“I’m hoping that Round Rock ISD will change their mask policy so we can remain there,” one parent told The Texan. “My kids are very involved, especially my high-schooler, and I’m hoping that they will change their policy so that we can remain there.”
The same parent said her child’s elementary school has only recently loosened a months-old policy that students must stay inside their classrooms throughout the school day. During physical education classes, her son exercised next to his desk indoors, wearing a mask, while the gym and outdoor areas were closed.
According to Weston and Bone, multiple families have reached out to the school board for updates on the mask rules, saying the policy may determine whether or not they stay in RRISD.
“There was actually one on the April 15 call, there was a parent that actually called in that she’d already removed both of her children that were of school age from Round Rock ISD. Because of the masks. One was a pre-K, and one was, I believe, a kindergartener,” Bone said.

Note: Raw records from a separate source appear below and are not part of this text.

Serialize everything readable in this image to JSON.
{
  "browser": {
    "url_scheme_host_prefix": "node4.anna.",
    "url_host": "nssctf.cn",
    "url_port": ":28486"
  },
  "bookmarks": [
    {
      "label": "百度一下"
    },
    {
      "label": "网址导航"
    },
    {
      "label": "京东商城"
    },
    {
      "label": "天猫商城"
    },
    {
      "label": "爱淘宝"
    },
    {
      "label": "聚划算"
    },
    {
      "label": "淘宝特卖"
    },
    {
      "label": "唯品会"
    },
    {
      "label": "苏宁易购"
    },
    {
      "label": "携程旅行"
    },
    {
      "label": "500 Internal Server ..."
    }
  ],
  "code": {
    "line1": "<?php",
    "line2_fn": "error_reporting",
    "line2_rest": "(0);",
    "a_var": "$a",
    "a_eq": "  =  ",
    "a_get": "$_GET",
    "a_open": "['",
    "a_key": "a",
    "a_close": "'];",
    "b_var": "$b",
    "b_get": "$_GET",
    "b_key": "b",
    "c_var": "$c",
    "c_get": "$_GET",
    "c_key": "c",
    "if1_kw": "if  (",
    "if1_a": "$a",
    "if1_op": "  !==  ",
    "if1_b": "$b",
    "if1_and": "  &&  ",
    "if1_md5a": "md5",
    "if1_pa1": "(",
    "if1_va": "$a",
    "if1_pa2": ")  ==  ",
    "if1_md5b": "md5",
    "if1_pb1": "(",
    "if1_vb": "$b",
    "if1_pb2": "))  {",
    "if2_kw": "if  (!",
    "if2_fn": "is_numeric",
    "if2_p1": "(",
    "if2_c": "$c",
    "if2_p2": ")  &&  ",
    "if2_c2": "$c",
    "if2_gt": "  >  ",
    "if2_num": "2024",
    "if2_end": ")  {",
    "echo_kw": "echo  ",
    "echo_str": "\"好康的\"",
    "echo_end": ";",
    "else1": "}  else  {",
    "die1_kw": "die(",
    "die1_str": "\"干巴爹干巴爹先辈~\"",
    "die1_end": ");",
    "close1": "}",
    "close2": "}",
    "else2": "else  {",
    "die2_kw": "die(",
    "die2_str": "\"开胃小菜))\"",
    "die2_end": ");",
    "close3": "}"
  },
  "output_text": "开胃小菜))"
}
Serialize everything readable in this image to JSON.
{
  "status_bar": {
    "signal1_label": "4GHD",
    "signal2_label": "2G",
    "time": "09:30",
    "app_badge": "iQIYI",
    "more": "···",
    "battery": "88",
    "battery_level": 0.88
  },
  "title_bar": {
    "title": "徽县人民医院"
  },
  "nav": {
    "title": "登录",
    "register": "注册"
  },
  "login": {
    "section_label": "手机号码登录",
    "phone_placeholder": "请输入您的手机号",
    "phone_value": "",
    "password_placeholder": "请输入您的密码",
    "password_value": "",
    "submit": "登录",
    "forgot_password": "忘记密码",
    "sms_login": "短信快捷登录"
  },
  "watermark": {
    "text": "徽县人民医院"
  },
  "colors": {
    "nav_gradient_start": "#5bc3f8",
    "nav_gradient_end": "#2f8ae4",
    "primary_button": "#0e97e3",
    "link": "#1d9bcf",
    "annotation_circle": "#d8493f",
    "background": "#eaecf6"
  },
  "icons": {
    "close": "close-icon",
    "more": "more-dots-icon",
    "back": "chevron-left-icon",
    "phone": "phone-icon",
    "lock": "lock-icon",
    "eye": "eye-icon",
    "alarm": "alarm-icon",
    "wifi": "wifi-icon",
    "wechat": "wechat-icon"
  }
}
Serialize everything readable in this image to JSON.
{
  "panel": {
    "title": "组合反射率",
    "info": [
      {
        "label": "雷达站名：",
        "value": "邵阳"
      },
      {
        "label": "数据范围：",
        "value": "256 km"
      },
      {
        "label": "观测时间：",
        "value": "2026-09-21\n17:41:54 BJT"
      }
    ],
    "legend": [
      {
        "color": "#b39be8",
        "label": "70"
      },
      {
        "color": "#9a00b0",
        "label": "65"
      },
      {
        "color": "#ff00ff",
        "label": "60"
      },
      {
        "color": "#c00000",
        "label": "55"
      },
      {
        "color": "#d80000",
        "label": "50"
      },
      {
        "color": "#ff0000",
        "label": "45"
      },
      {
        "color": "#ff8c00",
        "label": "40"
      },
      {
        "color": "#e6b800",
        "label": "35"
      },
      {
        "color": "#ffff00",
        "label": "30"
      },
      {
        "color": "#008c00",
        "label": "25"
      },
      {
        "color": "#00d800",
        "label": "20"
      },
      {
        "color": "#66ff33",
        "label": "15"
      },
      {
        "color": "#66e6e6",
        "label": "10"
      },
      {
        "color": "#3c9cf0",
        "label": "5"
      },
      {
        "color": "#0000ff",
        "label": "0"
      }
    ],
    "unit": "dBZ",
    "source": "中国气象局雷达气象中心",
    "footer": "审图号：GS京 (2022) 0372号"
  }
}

Weston said further that parents have been contacting the school board even outside of meetings for guidance on what to expect.
“We as a school board are getting email after email after email from parents saying, ‘Please tell us what you’re going to do next year, because out of courtesy to us, we need time to properly make arrangements, because are children are not going to be returning to a school in which they are required to wear a mask all day long in order to receive a public education,” Weston said.
On the other hand, many other parents and even students are supportive of the strict policies. One student, Jacob Lozano, asked the district to keep enforcing masks though he learns virtually.
“Please for the safety of everyone keep the mask requirement,” he said.
Trustee Tiffanie Harrison said that popular pressure should not affect the district’s health protocols.
“Our community should not be making decisions about safety for other people’s children,” Harrison said at the April 15 meeting.
“We are still in the middle of a global pandemic, and whether or not y’all want to acknowledge it, there have been several threats made tonight, and none of this is productive towards what we actually need to be accomplishing.”
Recently, Katy ISD announced that the district’s mask mandate would end on June 1. The decision followed a lawsuit whose plaintiffs included a parent and school board candidate who was removed from a meeting by police for not wearing a mask.
One RRISD parent whose child was denied entry to school this morning has threatened to sue the district.
Disclosure: Unlike almost every other media outlet, The Texan is not beholden to any special interests, does not apply for any type of state or federal funding, and relies exclusively on its readers for financial support. If you’d like to become one of the people we’re financially accountable to, click here to subscribe.